Beyond cloning, Rael and his followers remain active in many aspects of international affairs. On the Raelian News Web Site, Raelianews.org , one will find links and commentary on all of the groups activities. One interesting project they are working on is called Clitoraid. This apparently involves the clitoral regeneration of African women who’ve suffered from genital mutilation. The procedure will take place at The Pleasure Hospital in Burkino Faso, Africa. The site claims that over 200 African women have already signed up for the procedure.
In fact, if the above mentioned web site is to be believed, Rael has been incredible active, releasing statements on everything from Middle East Peace to an official statement on orgies.
Whether or not the Raelians and Clonaid have in fact managed to beat the rest of the scientific world to the creation of successful human clones, questions as to whether or not they should be allowed to do so will rage on in both the spiritual and academic community. The Vatican called Clonaid’s aims a “brutal mentality”. while Susan J. Palmer, a sociologist from Canada who has spent years studying the Raelians claims that the movement intentionally stirs controversy to maintain membership.
If Clonaid is able to deliver on their promise of forthcoming evidence, we will then know the true reach and limits of their capabilities. Until then, the Raelians stand behind their claims, and opponents continue to denounce their claims as sensationalism and media baiting.
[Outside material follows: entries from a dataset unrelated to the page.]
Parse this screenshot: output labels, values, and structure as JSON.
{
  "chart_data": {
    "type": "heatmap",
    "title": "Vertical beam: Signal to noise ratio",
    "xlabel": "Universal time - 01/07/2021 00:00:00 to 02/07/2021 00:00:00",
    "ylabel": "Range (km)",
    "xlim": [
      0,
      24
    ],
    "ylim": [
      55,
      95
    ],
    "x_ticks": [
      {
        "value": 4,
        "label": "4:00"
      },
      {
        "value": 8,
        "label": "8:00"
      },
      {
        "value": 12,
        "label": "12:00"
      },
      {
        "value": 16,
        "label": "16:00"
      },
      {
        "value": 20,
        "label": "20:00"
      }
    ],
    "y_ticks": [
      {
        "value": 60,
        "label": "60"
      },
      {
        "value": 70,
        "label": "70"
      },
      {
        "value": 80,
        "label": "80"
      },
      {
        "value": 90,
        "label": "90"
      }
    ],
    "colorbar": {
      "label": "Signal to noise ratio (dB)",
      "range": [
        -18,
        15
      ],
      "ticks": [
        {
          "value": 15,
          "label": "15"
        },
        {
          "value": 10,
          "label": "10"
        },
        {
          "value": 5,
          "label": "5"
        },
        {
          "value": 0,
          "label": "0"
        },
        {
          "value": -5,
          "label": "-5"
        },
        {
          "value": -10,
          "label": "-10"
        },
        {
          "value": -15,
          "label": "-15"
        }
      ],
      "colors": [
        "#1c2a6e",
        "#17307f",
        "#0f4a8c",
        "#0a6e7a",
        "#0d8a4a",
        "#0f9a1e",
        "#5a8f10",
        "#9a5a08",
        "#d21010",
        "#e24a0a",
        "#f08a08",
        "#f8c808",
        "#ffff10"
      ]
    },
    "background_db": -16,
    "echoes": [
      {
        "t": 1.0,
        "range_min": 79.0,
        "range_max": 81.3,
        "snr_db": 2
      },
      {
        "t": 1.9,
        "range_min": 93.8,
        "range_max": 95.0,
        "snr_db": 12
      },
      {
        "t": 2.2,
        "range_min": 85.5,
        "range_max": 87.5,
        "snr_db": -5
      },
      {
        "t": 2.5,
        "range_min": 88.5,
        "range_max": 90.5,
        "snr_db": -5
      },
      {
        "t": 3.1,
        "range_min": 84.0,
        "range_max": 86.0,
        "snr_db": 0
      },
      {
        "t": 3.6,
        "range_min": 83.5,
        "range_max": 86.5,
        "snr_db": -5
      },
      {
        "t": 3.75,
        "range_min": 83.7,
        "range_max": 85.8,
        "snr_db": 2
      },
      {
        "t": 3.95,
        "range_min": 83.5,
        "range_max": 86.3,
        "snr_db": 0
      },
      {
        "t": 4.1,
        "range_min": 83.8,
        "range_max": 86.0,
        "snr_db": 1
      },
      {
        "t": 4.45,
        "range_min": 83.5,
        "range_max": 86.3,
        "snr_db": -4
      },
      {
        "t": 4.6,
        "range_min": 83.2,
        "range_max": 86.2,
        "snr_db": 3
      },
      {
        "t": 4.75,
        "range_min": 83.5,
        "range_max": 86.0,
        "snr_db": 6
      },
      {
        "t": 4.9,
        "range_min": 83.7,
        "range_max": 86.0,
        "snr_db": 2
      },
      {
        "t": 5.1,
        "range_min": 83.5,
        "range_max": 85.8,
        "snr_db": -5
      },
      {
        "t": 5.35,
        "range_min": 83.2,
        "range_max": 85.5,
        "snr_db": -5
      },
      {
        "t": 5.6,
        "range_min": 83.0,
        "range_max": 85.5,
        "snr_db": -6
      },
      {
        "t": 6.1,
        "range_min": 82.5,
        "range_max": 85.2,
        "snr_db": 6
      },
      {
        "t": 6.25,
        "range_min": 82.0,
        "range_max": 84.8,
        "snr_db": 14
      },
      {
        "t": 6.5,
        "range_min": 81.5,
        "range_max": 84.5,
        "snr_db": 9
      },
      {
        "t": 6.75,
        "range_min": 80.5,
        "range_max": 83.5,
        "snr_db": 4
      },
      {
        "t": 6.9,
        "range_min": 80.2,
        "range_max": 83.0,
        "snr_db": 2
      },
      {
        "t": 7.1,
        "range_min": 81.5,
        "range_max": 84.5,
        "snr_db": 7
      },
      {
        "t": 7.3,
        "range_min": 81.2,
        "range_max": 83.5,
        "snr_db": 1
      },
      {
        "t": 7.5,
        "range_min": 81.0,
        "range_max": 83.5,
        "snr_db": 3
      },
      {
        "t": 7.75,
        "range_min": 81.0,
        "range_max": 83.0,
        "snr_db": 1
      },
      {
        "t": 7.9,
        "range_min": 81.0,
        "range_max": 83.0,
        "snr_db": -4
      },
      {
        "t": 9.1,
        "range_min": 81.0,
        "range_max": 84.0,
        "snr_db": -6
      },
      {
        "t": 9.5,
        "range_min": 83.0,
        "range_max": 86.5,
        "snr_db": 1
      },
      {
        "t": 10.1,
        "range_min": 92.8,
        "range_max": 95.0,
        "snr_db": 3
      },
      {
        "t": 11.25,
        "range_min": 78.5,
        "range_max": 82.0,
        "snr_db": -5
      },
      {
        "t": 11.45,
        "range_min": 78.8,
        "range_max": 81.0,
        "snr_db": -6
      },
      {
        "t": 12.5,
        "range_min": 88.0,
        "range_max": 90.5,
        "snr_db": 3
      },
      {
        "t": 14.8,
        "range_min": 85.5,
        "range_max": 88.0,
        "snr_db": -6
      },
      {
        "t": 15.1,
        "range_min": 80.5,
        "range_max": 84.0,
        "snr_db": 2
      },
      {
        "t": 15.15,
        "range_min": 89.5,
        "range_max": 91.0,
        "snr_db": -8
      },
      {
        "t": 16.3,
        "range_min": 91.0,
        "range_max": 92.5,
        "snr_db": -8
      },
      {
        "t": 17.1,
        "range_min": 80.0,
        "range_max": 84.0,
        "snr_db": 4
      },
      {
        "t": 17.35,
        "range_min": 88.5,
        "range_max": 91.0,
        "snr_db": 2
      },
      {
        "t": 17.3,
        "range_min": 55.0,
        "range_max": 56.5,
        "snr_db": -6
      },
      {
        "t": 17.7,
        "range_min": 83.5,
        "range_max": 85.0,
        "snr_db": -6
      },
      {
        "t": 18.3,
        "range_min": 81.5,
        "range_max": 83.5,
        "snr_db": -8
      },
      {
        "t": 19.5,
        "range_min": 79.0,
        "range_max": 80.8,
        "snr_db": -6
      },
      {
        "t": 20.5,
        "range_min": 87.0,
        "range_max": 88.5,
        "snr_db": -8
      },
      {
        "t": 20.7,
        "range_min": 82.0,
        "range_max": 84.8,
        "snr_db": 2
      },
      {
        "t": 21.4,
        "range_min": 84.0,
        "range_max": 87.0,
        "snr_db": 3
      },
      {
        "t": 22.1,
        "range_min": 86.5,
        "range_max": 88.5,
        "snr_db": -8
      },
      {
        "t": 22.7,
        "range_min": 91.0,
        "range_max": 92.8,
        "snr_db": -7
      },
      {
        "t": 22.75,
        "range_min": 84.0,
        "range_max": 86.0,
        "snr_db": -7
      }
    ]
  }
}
With or without organizations like Clonaid, the battle over human cloning is likely to be ongoing, and not easily settled amongst nations, cities, or neighbors. The future of cloning remains to be seen, but one thing is certain; In some capacity, the future will involve cloning.